New York Gov Eliot Spitzer resigned on Wednesday amid a scandal over a $1,000-an-hour prostitute, cutting short a career built on pugnacious investigations of Wall Street crimes.
Lt Gov David Paterson will replace him on Monday, Spitzer said.
"I am resigning from the office of governor. At Lt Gov Paterson's request, the resignation will be effective from Monday, March 17," Spitzer announced.
Spitzer, a Democrat, had faced intense pressure to resign and impeachment threats from Republicans since the New York Times reported on Monday that he was caught on a federal wiretap arranging to meet with a prostitute.
Spitzer, 48 and married with three children, is a former New York state chief prosecutor, who rose to prominence by investigating financial crime with a vigor that earned him the nickname Sheriff of Wall Street.
He also broke up prostitution rings as attorney general.
Spitzer had apologized to his family and the public on Monday for what he called a "private matter," but gave no details of what he was apologizing for and then shuttered himself in his New York city apartment for two days.

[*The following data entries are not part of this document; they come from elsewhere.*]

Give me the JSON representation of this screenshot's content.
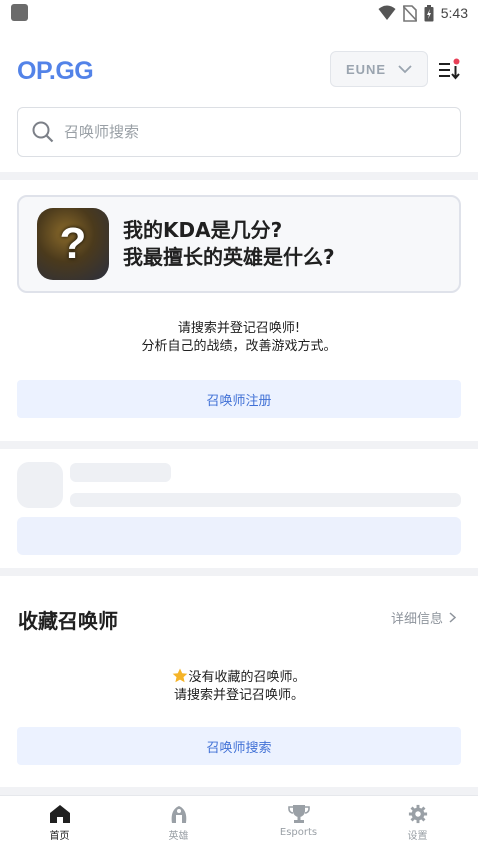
{
  "status_bar": {
    "time": "5:43"
  },
  "header": {
    "logo": "OP.GG",
    "region": "EUNE",
    "icons": {
      "region_dropdown": "chevron-down-icon",
      "sort": "sort-list-icon"
    },
    "accent_color": "#5383e8",
    "notification_dot_color": "#e84057"
  },
  "search": {
    "placeholder": "召唤师搜索",
    "value": "",
    "icon": "search-icon"
  },
  "promo": {
    "line1": "我的KDA是几分?",
    "line2": "我最擅长的英雄是什么?",
    "image_symbol": "?"
  },
  "register_section": {
    "line1": "请搜索并登记召唤师!",
    "line2": "分析自己的战绩，改善游戏方式。",
    "button_label": "召唤师注册"
  },
  "favorites": {
    "title": "收藏召唤师",
    "more_label": "详细信息",
    "empty_line1": "没有收藏的召唤师。",
    "empty_line2": "请搜索并登记召唤师。",
    "empty_icon": "star-icon",
    "button_label": "召唤师搜索"
  },
  "bottom_nav": {
    "items": [
      {
        "label": "首页",
        "icon": "home-icon",
        "active": true
      },
      {
        "label": "英雄",
        "icon": "champion-icon",
        "active": false
      },
      {
        "label": "Esports",
        "icon": "trophy-icon",
        "active": false
      },
      {
        "label": "设置",
        "icon": "gear-icon",
        "active": false
      }
    ]
  }
}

Some 70 per cent of New York voters wanted Spitzer to quit, according to a WNBC/Marist poll conducted on Tuesday.